As the ‘yarn bomber’ above demonstrates, the public should be more mindful of their trash and their eco-footprint.
The act of yarn bombing transforms local communities with colourful threads and spreads a positive message across towns. Instead of studying in a rubbish-infused campus, textile students have been known to take their craft to the surrounding areas of their university and spruce up bike racks, trees and even entire buses in to spread the eco-message.
Recently, students and faculty members at Flagler College teamed up with a local textile guild to cover their campus in yarn.
According to senior Flagler student Harrington, “The goal for Random Acts of Fiber Kindness was simple. Cover the campus in yarn, to bring people a little burst of joy. That we did and there were many smiles caused by brightly coloured yarn this past week.”
So, why not live in a world of colour and sustainable threads, rather than polluting plastics and grey, industrial streets?

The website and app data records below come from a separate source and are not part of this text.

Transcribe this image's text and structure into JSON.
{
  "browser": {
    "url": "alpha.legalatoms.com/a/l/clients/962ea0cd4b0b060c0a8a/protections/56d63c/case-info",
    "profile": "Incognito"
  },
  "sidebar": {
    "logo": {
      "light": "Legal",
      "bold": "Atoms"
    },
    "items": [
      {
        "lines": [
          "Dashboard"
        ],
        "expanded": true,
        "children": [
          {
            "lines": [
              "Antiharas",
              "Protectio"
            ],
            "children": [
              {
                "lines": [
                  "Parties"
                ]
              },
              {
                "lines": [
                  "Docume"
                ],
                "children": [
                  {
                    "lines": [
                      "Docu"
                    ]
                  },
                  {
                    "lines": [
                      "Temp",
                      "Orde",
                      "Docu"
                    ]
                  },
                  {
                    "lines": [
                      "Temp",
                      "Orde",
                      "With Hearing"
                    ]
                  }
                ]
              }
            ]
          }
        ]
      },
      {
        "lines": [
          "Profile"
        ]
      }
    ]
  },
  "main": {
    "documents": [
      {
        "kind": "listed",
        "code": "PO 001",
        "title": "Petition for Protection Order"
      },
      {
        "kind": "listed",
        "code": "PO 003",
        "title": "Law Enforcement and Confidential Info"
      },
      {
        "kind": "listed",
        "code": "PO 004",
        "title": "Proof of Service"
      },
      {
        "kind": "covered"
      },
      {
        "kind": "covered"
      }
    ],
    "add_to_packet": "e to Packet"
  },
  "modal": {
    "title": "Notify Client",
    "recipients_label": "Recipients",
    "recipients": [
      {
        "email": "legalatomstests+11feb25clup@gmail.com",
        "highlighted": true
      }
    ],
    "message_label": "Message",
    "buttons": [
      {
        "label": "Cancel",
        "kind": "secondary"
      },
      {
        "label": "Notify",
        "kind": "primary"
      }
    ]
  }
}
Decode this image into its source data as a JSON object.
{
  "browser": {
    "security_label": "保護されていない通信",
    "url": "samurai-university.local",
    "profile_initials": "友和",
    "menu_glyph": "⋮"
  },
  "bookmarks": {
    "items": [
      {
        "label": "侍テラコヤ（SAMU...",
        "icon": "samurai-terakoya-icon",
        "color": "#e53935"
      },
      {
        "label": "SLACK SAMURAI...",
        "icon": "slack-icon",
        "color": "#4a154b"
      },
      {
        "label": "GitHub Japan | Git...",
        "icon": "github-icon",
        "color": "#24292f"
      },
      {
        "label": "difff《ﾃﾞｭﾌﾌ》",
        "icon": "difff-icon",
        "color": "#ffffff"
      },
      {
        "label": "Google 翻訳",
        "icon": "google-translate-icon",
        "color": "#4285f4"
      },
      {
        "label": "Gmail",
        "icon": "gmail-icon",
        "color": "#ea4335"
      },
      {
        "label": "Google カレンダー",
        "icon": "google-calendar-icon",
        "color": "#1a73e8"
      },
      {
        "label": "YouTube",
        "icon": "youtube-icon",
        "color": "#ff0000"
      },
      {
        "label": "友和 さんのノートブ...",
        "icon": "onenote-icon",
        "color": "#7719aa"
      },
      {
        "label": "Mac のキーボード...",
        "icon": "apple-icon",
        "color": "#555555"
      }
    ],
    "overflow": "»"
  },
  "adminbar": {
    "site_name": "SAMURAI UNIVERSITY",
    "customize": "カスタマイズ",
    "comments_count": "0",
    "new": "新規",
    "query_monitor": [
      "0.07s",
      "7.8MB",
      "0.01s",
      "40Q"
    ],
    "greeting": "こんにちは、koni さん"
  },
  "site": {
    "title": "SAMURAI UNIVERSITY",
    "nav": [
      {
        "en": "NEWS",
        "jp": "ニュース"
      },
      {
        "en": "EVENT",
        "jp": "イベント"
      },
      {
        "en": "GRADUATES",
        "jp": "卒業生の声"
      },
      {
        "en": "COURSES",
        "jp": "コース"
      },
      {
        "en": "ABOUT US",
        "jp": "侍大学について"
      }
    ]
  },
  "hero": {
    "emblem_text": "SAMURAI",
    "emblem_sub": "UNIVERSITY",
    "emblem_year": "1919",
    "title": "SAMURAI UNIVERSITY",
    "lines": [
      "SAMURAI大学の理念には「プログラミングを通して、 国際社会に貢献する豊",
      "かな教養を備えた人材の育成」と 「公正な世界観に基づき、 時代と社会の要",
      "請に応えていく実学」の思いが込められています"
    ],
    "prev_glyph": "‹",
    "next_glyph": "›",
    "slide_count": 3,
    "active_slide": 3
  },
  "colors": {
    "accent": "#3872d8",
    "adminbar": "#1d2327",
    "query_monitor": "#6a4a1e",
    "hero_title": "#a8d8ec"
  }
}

But textile students aren’t the only ones who are trying to transform the planet – there are plenty of other initiatives for you to get involved with on- or off-campus grounds.
Just take a leap of faith and let your creative ideas create innovative solutions.